When purchasing fresh ginger look for firm pieces, with taught tan skin, and minimal dry spots. If the ginger is looking shriveled, dried out, or has soft spots, it’s a sign the ginger is past its prime and won’t have good texture or flavor. Larger pieces tend to be less dried out because they have had fewer segments snapped off; the more that are snapped off, the more openings there are for moisture to escape. Some fresh ginger has a blue or green tinge on the flesh, which can be caused by long-term cold-storage or simply is an attribute of the particular varietal you picked up. In either case, it’s perfectly safe and doesn’t result in any significant changes to flavor once cooked.
Ginger is often called a root, but it is actually a rhizome, which means it is an underground stem that sends shoots and roots laterally in all directions.

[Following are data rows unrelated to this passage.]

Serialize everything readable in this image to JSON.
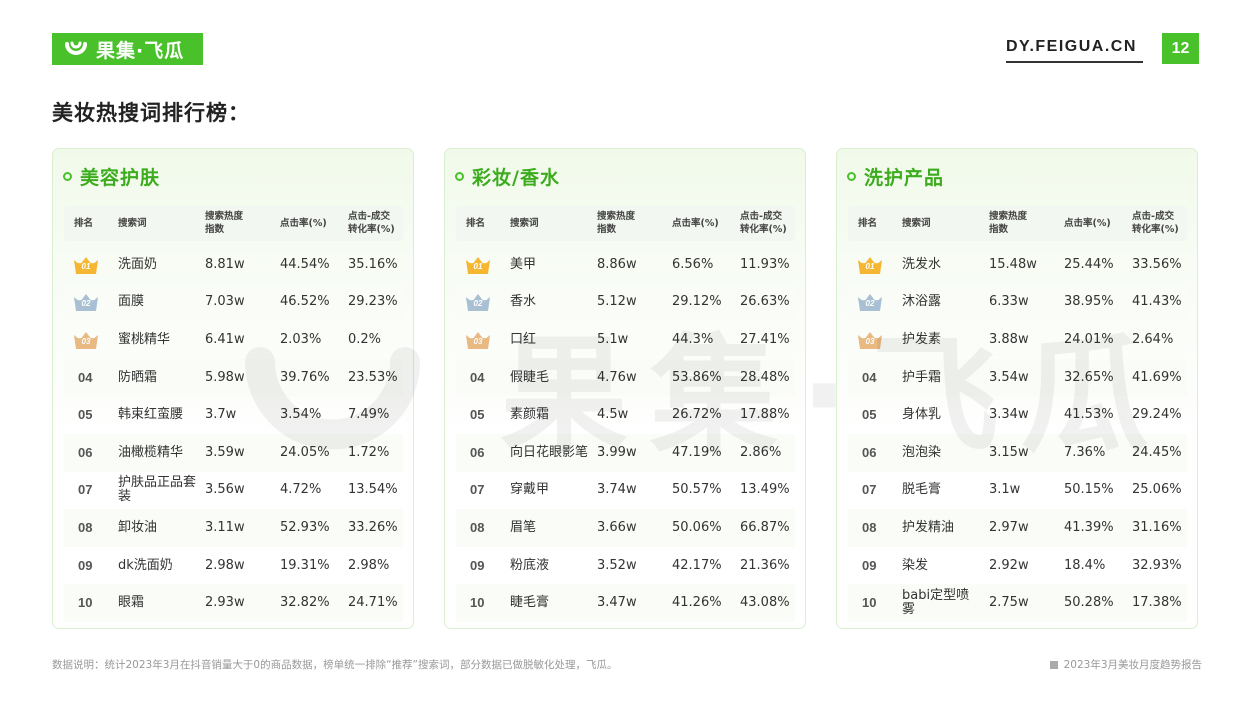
{
  "header": {
    "logo_text": "果集·飞瓜",
    "site": "DY.FEIGUA.CN",
    "page_number": "12",
    "brand_color": "#49c12a"
  },
  "title": "美妆热搜词排行榜：",
  "watermark": "果集·飞瓜",
  "columns": {
    "rank": "排名",
    "keyword": "搜索词",
    "heat_1": "搜索热度",
    "heat_2": "指数",
    "ctr": "点击率(%)",
    "conv_1": "点击-成交",
    "conv_2": "转化率(%)"
  },
  "cards": [
    {
      "title": "美容护肤",
      "rows": [
        {
          "rank": "01",
          "keyword": "洗面奶",
          "heat": "8.81w",
          "ctr": "44.54%",
          "conv": "35.16%"
        },
        {
          "rank": "02",
          "keyword": "面膜",
          "heat": "7.03w",
          "ctr": "46.52%",
          "conv": "29.23%"
        },
        {
          "rank": "03",
          "keyword": "蜜桃精华",
          "heat": "6.41w",
          "ctr": "2.03%",
          "conv": "0.2%"
        },
        {
          "rank": "04",
          "keyword": "防晒霜",
          "heat": "5.98w",
          "ctr": "39.76%",
          "conv": "23.53%"
        },
        {
          "rank": "05",
          "keyword": "韩束红蛮腰",
          "heat": "3.7w",
          "ctr": "3.54%",
          "conv": "7.49%"
        },
        {
          "rank": "06",
          "keyword": "油橄榄精华",
          "heat": "3.59w",
          "ctr": "24.05%",
          "conv": "1.72%"
        },
        {
          "rank": "07",
          "keyword": "护肤品正品套装",
          "heat": "3.56w",
          "ctr": "4.72%",
          "conv": "13.54%"
        },
        {
          "rank": "08",
          "keyword": "卸妆油",
          "heat": "3.11w",
          "ctr": "52.93%",
          "conv": "33.26%"
        },
        {
          "rank": "09",
          "keyword": "dk洗面奶",
          "heat": "2.98w",
          "ctr": "19.31%",
          "conv": "2.98%"
        },
        {
          "rank": "10",
          "keyword": "眼霜",
          "heat": "2.93w",
          "ctr": "32.82%",
          "conv": "24.71%"
        }
      ]
    },
    {
      "title": "彩妆/香水",
      "rows": [
        {
          "rank": "01",
          "keyword": "美甲",
          "heat": "8.86w",
          "ctr": "6.56%",
          "conv": "11.93%"
        },
        {
          "rank": "02",
          "keyword": "香水",
          "heat": "5.12w",
          "ctr": "29.12%",
          "conv": "26.63%"
        },
        {
          "rank": "03",
          "keyword": "口红",
          "heat": "5.1w",
          "ctr": "44.3%",
          "conv": "27.41%"
        },
        {
          "rank": "04",
          "keyword": "假睫毛",
          "heat": "4.76w",
          "ctr": "53.86%",
          "conv": "28.48%"
        },
        {
          "rank": "05",
          "keyword": "素颜霜",
          "heat": "4.5w",
          "ctr": "26.72%",
          "conv": "17.88%"
        },
        {
          "rank": "06",
          "keyword": "向日花眼影笔",
          "heat": "3.99w",
          "ctr": "47.19%",
          "conv": "2.86%"
        },
        {
          "rank": "07",
          "keyword": "穿戴甲",
          "heat": "3.74w",
          "ctr": "50.57%",
          "conv": "13.49%"
        },
        {
          "rank": "08",
          "keyword": "眉笔",
          "heat": "3.66w",
          "ctr": "50.06%",
          "conv": "66.87%"
        },
        {
          "rank": "09",
          "keyword": "粉底液",
          "heat": "3.52w",
          "ctr": "42.17%",
          "conv": "21.36%"
        },
        {
          "rank": "10",
          "keyword": "睫毛膏",
          "heat": "3.47w",
          "ctr": "41.26%",
          "conv": "43.08%"
        }
      ]
    },
    {
      "title": "洗护产品",
      "rows": [
        {
          "rank": "01",
          "keyword": "洗发水",
          "heat": "15.48w",
          "ctr": "25.44%",
          "conv": "33.56%"
        },
        {
          "rank": "02",
          "keyword": "沐浴露",
          "heat": "6.33w",
          "ctr": "38.95%",
          "conv": "41.43%"
        },
        {
          "rank": "03",
          "keyword": "护发素",
          "heat": "3.88w",
          "ctr": "24.01%",
          "conv": "2.64%"
        },
        {
          "rank": "04",
          "keyword": "护手霜",
          "heat": "3.54w",
          "ctr": "32.65%",
          "conv": "41.69%"
        },
        {
          "rank": "05",
          "keyword": "身体乳",
          "heat": "3.34w",
          "ctr": "41.53%",
          "conv": "29.24%"
        },
        {
          "rank": "06",
          "keyword": "泡泡染",
          "heat": "3.15w",
          "ctr": "7.36%",
          "conv": "24.45%"
        },
        {
          "rank": "07",
          "keyword": "脱毛膏",
          "heat": "3.1w",
          "ctr": "50.15%",
          "conv": "25.06%"
        },
        {
          "rank": "08",
          "keyword": "护发精油",
          "heat": "2.97w",
          "ctr": "41.39%",
          "conv": "31.16%"
        },
        {
          "rank": "09",
          "keyword": "染发",
          "heat": "2.92w",
          "ctr": "18.4%",
          "conv": "32.93%"
        },
        {
          "rank": "10",
          "keyword": "babi定型喷雾",
          "heat": "2.75w",
          "ctr": "50.28%",
          "conv": "17.38%"
        }
      ]
    }
  ],
  "medal_colors": [
    "#f5b731",
    "#a9c0d3",
    "#e9b883"
  ],
  "footer": {
    "note": "数据说明：统计2023年3月在抖音销量大于0的商品数据，榜单统一排除“推荐”搜索词，部分数据已做脱敏化处理，飞瓜。",
    "report": "2023年3月美妆月度趋势报告"
  }
}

This is why ginger often looks so gnarly and knobby, making it tough to know where to get started when prepping it. Here are some tips on how to prep and store ginger, so you can easily incorporate it into your daily cooking.
Ginger Knife Skills: Peeling and Cutting
Although the skin on ginger is edible, it lacks flavor and, depending on how you plan to further process the ginger, can also lend an unpleasant texture to a dish. If I’m going to purée or blend my ginger (more on that below), then I don’t bother peeling it, because the blender will break the skin down completely, making it unnoticeable. If I’m cutting ginger into slices, matchsticks, or a fine dice, then it pays to take an extra moment to peel away the skin.
I find the easiest way to peel ginger is to start with a vegetable peeler to remove the majority of the skin. I then switch to a spoon, which is good for scraping away any remaining skin trapped within the grooves and nooks of the knob.
Each finger of ginger has tough fibers running lengthwise through it, so the key to getting tender pieces is to always cut across the grain, just as you would for carving a steak. Because one piece of ginger can have several fingers branching out in different directions, I like to start by separating each to make sure I’m always cutting each segment against the grain.
Once I’ve divided the knob of peeled ginger into individual fingers, I cut crosswise for slices. If a recipe calls for matchsticks, I then stack the slices and cut across again to yield thin and tender matchsticks. It can be tempting to cut ginger lengthwise for long matchsticks, but they’ll have those long fibers running lengthwise through them, resulting in a texture that’s stringy and tough. If for aesthetic reasons you prefer longer matchsticks, it’s better to cut diagonally across the finger, like slicing a baguette, which allows you to have long pieces that are still cut against the grain.
Bulk Prep: Purée and Freeze
If you’re anything like me, then you know what it feels like to regularly move through mountains of ginger. I use ginger frequently, so I don’t have time for peeling and fussy knife cuts—instead, I prefer to blend it into a purée and freeze it in bulk. Because the blender will be doing most of the work, I save time by leaving the peel on. However, it is still important to thinly slice the ginger against the grain. Even a high-end blender like the Vita Prep will struggle to break down tough fibers.
After slicing the ginger crosswise, I blend it into a smooth purée with just enough water to get things moving. I finally freeze the ginger purée flat in zip top bags. Any time I need ginger I just have to crack off a piece—since the ginger is frozen flat, it quickly melts back into a purée. The purée is perfect for instant ginger tea, for adding some kick to your morning smoothie, and for stirring into braises.
Need Only a Little: Peel, Freeze Whole, and Grate as Needed
An unpeeled knob of ginger can hold up pretty well in the fridge for a couple weeks, but if you use it only occasionally you’re better off storing it in the freezer. After peeling a knob of ginger, I wrap it tightly in plastic and store it in the freezer whole. I then use a microplane to grate if from frozen for delicate flakes of ginger snow, which easily work their way into cocktails and sauces. Because you’ve already gotten the fussy peeling out of the way, you can quickly add a punch of ginger to any dish.